I think a lot of the problem stems from the war, and old wounds that haven’t healed. The Vietnamese lost 3,000,000 people not to mention the wounded and countless people affected by agent orange and unexploded bombs. The young people are less inclined to negative behaviors toward tourists, and I think that can certainly be attributed to being born long after the war and its lingering effects. Getting scraped for the odd dollar here and there is not a big deal. It’s when people want to charge you 3-5 times what something is worth and then try to short change you in the same transaction. This is when things get ugly. Unfortunately, there are many people who have no problem behaving this way even going to point of making fun of you to their friends while they are taking advantage of you.

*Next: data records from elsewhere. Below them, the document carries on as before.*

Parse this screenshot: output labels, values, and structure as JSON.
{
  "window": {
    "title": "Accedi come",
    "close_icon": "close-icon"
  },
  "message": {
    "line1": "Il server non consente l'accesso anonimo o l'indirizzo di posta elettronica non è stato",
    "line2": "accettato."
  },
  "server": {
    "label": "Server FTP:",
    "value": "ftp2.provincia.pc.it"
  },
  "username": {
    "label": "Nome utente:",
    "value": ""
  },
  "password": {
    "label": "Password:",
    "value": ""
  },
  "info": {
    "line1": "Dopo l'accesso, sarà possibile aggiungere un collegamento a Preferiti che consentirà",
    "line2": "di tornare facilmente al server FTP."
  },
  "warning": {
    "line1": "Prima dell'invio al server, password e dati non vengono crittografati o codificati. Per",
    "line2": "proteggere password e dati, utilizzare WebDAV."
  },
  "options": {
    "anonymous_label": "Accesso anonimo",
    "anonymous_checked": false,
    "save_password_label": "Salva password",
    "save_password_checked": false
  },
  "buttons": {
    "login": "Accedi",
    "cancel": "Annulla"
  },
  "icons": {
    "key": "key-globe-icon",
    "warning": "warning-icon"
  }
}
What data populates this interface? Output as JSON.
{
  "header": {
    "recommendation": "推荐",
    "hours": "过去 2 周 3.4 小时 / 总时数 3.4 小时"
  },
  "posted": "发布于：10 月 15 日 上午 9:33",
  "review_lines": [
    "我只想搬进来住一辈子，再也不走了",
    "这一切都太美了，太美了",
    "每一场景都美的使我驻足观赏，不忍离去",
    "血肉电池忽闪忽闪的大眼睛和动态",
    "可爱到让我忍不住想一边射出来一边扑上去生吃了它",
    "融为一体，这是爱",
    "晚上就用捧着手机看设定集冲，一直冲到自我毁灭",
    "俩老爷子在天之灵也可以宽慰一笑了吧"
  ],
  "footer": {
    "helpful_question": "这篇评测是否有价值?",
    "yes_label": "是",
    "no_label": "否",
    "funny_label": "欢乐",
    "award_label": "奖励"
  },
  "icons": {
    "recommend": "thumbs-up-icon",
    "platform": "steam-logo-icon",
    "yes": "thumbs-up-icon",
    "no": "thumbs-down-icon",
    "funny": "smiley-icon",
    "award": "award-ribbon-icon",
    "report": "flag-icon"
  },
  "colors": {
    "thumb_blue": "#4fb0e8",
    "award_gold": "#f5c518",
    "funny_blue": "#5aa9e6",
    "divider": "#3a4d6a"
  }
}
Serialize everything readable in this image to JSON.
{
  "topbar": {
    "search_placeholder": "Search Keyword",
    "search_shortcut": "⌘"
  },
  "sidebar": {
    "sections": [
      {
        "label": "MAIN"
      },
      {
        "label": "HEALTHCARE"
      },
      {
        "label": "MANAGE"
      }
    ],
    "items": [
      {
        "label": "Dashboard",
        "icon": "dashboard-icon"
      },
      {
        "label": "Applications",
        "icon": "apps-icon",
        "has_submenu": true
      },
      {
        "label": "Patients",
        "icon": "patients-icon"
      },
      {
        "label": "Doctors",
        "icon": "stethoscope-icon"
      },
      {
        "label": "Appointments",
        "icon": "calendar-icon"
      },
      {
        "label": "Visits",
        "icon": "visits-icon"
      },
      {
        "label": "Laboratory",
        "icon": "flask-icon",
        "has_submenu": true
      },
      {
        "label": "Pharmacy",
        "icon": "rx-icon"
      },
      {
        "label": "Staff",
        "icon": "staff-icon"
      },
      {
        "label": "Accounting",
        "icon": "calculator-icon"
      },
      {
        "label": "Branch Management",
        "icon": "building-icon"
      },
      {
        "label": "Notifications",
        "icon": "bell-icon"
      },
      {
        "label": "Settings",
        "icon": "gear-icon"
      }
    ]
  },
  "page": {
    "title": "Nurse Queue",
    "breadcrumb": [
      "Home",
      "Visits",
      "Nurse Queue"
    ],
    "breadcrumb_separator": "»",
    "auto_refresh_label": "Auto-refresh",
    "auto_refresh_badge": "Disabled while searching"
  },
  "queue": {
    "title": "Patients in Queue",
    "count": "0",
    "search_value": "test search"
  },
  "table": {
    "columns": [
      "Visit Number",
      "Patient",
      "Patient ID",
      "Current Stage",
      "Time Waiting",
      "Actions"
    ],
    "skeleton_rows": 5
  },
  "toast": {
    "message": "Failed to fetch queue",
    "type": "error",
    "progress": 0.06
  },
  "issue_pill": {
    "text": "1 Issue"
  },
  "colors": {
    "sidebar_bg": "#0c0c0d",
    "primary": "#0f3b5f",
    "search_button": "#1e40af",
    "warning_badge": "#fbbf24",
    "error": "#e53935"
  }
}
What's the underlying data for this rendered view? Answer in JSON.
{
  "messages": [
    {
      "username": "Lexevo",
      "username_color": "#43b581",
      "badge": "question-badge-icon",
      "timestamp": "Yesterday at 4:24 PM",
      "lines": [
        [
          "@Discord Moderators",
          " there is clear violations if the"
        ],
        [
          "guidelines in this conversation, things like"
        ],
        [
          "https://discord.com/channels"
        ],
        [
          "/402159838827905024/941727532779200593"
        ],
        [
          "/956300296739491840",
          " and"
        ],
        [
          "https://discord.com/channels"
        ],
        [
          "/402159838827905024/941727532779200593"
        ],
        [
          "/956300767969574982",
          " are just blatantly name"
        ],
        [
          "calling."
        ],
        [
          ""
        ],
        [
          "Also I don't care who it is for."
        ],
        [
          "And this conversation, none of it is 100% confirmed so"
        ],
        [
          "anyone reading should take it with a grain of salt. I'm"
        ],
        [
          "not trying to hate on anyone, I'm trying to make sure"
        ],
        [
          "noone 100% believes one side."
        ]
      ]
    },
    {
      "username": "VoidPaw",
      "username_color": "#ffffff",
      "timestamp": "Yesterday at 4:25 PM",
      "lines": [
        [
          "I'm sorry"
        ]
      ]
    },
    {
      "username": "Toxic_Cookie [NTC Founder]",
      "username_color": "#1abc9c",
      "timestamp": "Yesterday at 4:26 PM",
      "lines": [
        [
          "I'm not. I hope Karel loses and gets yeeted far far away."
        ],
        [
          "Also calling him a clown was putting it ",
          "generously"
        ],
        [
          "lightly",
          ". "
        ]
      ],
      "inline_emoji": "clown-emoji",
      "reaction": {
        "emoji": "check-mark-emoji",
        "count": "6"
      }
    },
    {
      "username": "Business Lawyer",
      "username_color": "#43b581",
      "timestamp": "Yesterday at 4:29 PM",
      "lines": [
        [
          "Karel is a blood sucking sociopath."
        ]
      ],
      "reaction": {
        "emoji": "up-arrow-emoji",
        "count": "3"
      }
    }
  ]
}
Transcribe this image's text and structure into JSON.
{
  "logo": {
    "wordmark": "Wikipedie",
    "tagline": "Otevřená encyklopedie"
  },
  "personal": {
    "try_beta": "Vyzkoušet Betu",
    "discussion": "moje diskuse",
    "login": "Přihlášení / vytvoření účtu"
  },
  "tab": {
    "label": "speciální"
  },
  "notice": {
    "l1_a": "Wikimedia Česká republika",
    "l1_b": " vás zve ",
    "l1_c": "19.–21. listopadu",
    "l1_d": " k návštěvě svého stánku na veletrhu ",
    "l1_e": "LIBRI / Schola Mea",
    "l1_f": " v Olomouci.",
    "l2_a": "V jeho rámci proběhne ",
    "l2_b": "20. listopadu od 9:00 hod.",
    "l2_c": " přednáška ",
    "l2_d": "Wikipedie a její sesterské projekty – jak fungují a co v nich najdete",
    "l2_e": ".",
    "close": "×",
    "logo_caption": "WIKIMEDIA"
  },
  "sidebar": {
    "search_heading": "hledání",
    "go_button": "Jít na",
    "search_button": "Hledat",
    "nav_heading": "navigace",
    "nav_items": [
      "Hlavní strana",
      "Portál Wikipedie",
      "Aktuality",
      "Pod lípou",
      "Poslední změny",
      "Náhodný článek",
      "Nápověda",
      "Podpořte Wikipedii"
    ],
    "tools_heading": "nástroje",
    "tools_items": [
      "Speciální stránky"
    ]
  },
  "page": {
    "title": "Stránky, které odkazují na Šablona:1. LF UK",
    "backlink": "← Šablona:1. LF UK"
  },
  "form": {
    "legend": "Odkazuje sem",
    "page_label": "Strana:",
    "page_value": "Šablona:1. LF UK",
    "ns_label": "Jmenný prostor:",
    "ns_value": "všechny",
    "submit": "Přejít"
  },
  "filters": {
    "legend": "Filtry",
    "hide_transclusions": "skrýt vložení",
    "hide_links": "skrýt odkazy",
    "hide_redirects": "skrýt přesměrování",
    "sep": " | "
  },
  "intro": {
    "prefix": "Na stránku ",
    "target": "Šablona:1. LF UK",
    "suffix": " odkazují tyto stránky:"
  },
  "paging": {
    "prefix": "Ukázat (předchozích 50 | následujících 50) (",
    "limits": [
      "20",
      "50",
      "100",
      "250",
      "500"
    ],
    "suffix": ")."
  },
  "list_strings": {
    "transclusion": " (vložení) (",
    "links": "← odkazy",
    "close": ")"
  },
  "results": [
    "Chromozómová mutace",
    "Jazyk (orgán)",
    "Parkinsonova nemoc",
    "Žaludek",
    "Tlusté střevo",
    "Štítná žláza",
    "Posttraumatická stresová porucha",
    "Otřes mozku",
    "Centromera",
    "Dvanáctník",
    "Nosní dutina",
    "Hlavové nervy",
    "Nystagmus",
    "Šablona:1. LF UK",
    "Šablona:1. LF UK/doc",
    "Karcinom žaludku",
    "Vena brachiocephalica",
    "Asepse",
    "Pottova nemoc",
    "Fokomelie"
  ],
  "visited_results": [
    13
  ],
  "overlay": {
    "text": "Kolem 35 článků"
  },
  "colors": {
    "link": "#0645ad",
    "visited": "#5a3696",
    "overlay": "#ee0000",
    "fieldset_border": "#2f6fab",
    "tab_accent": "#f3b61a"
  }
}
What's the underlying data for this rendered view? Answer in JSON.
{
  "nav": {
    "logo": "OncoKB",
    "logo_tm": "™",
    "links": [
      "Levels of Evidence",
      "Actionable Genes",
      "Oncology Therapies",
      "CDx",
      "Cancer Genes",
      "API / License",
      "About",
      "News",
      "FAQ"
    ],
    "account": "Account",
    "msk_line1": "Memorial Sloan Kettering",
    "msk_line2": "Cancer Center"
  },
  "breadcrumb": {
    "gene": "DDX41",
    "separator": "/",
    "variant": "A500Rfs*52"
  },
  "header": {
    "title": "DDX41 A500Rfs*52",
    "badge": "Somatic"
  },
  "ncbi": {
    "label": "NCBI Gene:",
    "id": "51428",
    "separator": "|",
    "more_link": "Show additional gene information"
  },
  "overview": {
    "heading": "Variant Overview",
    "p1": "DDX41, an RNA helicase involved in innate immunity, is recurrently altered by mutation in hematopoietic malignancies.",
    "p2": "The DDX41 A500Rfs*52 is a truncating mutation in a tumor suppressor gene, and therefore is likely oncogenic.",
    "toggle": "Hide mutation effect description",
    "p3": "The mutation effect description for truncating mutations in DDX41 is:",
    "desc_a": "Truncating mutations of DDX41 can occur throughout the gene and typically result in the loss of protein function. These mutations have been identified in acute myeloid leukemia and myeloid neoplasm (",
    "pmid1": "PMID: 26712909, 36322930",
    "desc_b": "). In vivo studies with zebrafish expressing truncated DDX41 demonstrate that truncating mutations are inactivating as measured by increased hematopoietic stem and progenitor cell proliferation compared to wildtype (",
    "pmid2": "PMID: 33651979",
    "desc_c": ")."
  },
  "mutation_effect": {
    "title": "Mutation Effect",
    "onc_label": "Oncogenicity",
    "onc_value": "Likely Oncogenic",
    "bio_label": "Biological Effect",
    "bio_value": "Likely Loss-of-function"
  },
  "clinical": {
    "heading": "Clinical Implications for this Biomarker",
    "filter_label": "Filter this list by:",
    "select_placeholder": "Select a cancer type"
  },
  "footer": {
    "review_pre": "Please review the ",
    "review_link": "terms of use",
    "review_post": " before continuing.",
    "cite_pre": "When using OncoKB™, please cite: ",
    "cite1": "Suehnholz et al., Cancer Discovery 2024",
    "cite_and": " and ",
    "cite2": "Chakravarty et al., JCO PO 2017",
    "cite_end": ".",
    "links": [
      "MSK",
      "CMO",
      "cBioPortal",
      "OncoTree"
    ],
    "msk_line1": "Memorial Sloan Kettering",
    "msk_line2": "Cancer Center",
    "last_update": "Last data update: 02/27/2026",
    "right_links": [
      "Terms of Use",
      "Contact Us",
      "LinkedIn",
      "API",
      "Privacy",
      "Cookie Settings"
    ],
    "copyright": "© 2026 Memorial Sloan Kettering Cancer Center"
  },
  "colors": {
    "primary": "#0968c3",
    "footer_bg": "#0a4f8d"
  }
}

The good news is that this sort of behavior tends to be centered around the big cities or major tourist areas. Get out into the county in places featured in my blog like Sapa, Phong Nha, and Dalat, and this sort of thing is virtually nonexistent. I am grateful to have seen the country from so many different angles. Vietnam has been through a lot through the years and is very much a work in progress. Trash is a major problem in Vietnam, but even the ubiquitous rubbish is being addressed in a few areas like Phong Nha Ke Bang national park, Nha Trang Beach, and areas of downtown Dalat which are kept spotless. I can only see this trend increasing as the government becomes aware that a beautiful Vietnam attracts more tourist dollars. I expect in time they will crack down on the dishonest taxi drivers as well. Everywhere I went on my way down the coast there was an amazing amount of building and public works projects going on in common areas. I can’t imagine the government investing all of this money to have it squandered by litter and an unscrupulous citizenry.
So, by all means, visit Vietnam, but go with your eyes open and prepared for the issues I have mentioned. Just don’t take any of it personally, ask for the price up front, and be prepared to walk away from someone trying to overcharge you or rip you off.